Page and application data records:
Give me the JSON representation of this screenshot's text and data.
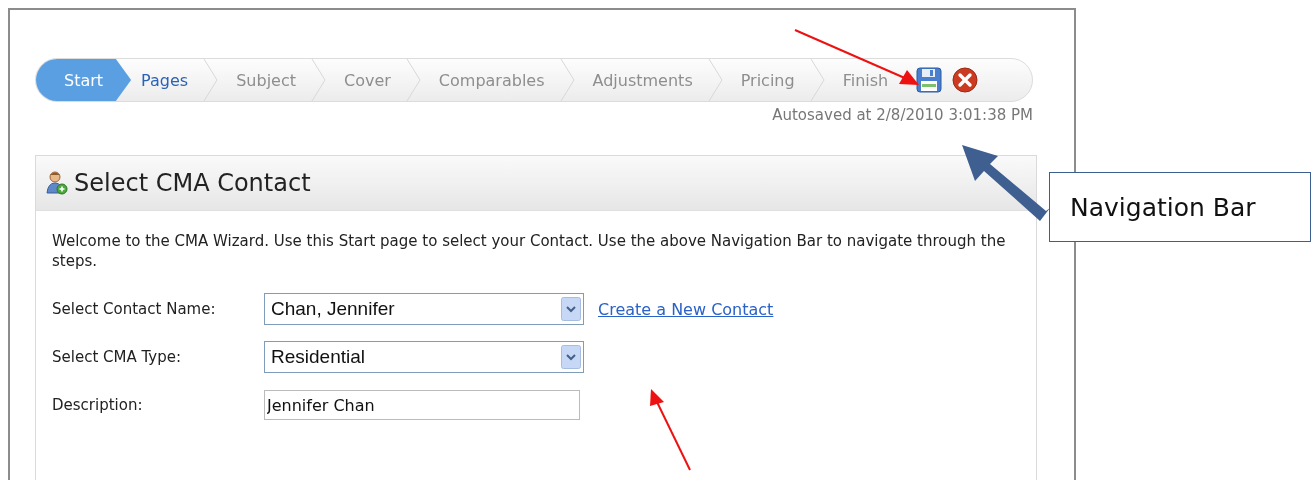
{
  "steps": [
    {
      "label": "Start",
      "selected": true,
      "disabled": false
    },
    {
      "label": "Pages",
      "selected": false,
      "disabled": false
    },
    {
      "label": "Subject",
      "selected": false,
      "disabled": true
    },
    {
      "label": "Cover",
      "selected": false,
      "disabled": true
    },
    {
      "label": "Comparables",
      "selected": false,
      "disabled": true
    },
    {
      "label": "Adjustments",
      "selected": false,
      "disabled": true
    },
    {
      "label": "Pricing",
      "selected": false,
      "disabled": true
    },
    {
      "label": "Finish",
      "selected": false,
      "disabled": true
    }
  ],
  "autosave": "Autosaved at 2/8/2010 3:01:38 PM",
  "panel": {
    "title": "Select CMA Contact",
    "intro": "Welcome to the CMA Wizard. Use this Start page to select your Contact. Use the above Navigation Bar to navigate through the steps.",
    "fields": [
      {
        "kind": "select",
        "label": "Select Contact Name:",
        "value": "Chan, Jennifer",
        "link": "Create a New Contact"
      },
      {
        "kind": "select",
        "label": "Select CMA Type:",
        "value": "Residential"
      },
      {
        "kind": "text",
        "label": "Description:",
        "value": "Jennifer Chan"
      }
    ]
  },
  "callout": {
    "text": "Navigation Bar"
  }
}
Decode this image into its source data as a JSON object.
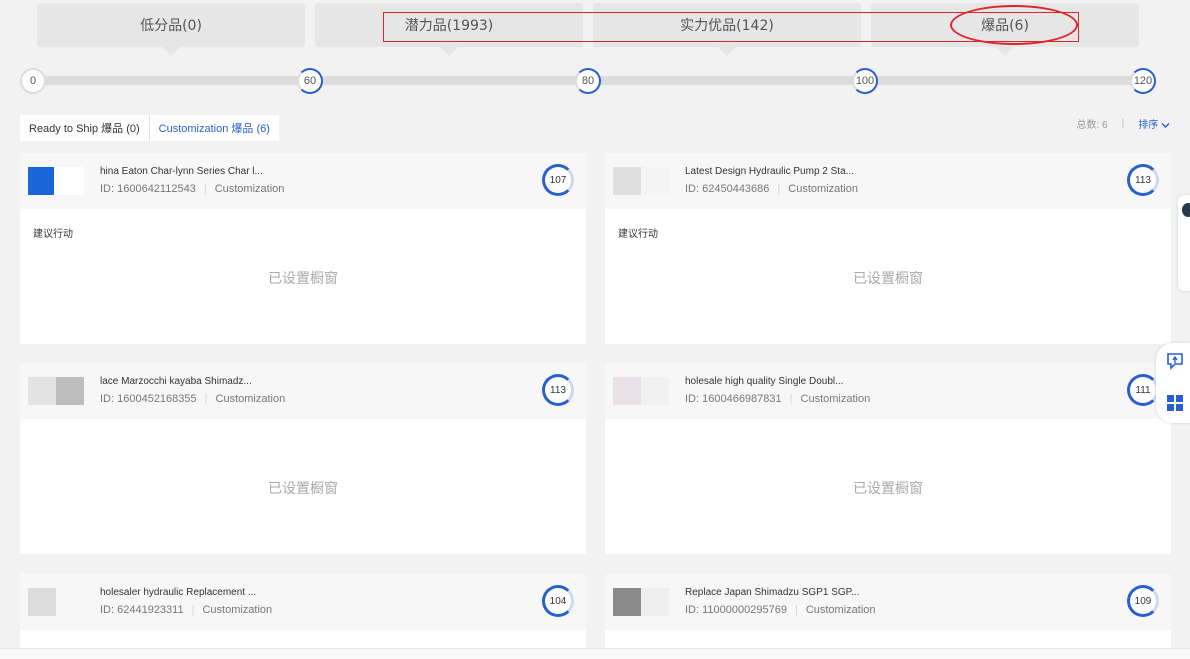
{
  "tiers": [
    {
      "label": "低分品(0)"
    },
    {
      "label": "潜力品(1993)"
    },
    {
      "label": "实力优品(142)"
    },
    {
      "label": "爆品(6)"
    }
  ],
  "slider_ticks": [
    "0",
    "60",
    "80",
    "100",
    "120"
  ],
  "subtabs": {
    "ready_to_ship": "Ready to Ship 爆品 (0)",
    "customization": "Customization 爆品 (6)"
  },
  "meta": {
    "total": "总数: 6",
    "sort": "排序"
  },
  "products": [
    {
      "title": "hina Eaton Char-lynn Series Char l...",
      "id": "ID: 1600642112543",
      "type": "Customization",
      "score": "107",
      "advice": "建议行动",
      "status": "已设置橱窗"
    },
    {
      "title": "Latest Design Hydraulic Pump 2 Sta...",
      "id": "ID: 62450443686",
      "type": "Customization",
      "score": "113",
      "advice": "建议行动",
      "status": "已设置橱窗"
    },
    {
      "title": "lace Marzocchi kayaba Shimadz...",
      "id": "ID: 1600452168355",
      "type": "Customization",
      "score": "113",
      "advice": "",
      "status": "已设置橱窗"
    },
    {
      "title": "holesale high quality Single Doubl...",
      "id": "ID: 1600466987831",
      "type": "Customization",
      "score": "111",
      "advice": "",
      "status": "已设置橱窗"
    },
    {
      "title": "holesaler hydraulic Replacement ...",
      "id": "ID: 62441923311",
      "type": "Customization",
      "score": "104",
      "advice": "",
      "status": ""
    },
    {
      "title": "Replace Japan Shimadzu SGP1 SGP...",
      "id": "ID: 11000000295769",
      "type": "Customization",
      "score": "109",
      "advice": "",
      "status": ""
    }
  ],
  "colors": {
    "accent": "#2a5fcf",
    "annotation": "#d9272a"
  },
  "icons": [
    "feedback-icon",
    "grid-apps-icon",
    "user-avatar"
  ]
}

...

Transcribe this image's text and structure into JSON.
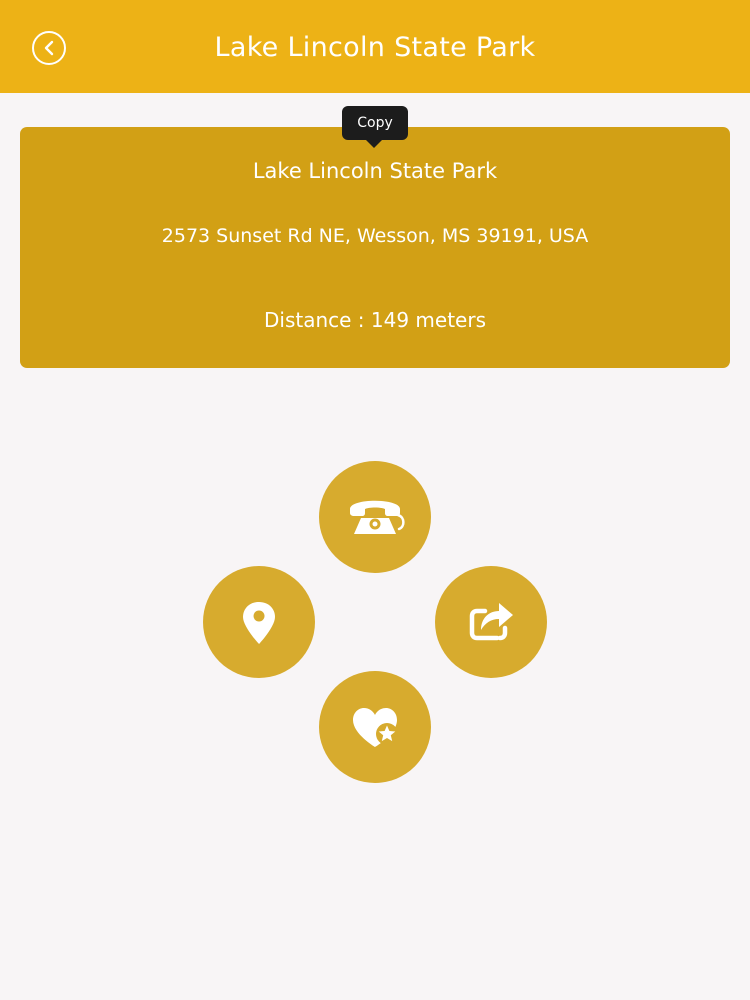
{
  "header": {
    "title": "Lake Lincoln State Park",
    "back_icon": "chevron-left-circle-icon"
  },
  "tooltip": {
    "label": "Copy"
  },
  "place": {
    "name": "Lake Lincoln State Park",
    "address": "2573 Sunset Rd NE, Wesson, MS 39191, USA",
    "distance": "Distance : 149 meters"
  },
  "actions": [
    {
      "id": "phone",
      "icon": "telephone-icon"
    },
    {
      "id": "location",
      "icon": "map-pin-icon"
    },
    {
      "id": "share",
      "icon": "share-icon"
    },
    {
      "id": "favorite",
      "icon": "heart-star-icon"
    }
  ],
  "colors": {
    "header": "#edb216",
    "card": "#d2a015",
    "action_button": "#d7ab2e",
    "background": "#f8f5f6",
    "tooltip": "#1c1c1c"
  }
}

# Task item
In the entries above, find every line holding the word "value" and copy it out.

# Response to the exercise
        "value": "Chan, Jennifer",
        "value": "Residential"
        "value": "Jennifer Chan"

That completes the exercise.